TASK DIRECTIONS: A line qualifies if it holds the string "calculation". Copy every qualifying line from the records.

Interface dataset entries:
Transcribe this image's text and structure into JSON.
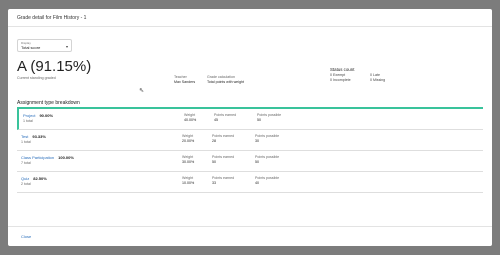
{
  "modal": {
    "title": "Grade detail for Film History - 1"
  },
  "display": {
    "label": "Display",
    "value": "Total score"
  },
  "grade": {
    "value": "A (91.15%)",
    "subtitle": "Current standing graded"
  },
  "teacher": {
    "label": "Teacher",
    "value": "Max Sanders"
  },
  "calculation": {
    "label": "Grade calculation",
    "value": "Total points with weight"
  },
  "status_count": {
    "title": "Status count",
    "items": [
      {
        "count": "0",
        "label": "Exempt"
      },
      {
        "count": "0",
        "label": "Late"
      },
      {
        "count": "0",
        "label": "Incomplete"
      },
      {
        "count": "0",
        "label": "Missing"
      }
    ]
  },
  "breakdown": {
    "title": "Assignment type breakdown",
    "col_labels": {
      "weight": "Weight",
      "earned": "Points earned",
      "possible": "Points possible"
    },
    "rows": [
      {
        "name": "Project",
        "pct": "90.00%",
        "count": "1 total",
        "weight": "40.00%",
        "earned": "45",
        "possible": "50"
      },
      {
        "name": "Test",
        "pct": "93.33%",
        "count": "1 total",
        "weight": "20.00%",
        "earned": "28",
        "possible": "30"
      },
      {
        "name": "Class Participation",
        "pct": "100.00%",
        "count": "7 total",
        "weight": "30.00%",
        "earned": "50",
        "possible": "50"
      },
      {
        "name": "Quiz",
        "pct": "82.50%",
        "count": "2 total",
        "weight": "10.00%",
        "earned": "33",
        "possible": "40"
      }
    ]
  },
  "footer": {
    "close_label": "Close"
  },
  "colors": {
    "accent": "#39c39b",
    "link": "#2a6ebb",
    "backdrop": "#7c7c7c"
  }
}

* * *

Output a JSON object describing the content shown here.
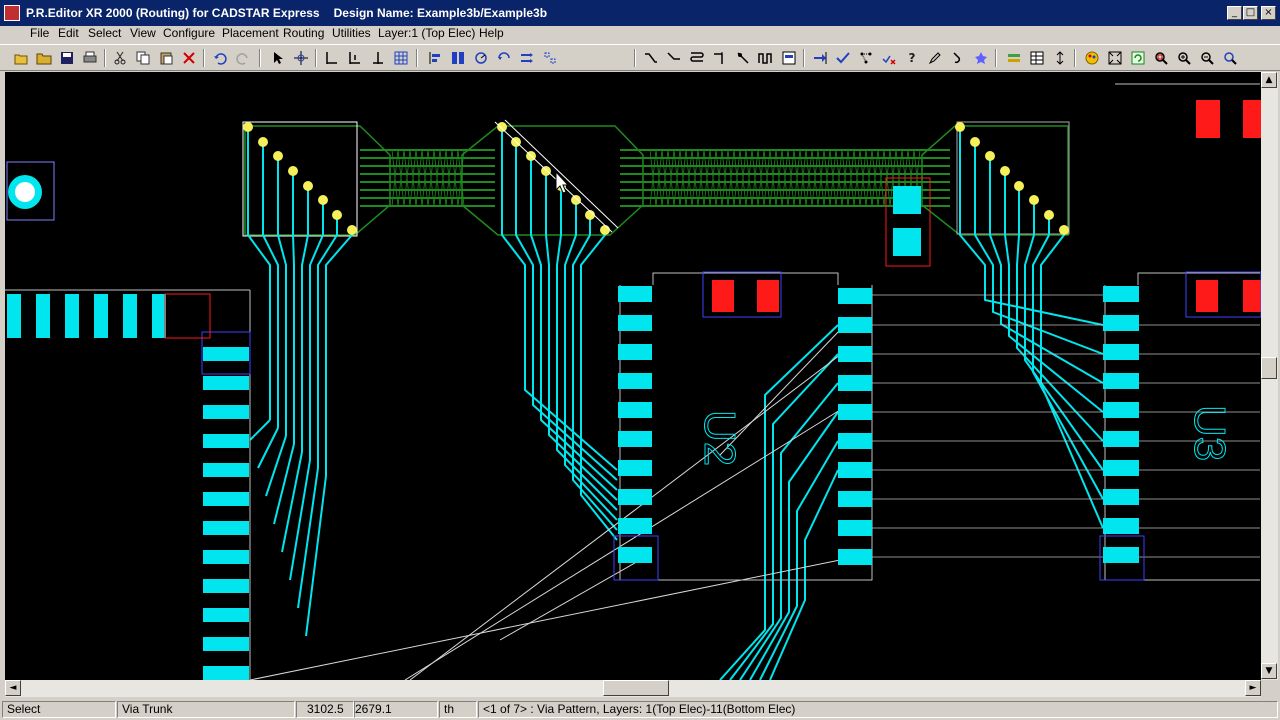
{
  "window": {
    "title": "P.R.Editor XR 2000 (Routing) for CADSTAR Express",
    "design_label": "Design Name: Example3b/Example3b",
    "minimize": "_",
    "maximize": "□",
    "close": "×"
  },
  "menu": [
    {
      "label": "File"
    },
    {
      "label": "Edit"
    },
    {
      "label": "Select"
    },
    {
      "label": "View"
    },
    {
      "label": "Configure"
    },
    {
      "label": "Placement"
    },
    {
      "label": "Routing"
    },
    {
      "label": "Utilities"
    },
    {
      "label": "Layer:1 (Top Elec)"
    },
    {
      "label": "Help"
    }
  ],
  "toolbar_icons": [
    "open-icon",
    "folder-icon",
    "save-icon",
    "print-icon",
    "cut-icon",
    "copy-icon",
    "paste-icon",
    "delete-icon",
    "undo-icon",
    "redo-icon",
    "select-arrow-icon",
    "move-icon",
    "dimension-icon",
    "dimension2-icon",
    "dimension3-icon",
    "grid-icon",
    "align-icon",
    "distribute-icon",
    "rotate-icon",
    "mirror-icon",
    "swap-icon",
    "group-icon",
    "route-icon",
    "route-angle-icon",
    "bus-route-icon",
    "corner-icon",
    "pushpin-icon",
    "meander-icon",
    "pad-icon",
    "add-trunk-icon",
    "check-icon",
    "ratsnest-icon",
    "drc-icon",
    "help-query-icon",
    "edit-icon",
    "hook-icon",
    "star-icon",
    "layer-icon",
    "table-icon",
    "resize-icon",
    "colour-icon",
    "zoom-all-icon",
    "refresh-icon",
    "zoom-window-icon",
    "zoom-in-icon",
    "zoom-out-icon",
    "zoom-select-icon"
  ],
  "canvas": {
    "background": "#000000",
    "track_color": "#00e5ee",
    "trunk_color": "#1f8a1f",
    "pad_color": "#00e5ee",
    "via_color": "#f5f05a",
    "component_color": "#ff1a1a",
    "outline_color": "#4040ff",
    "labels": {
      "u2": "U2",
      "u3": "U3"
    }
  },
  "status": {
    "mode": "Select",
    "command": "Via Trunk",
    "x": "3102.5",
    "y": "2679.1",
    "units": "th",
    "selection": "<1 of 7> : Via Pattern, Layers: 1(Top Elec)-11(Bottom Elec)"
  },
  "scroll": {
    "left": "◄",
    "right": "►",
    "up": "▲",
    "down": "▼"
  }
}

OUTPUT OF THE EXERCISE:
  "calculation": {
    "label": "Grade calculation",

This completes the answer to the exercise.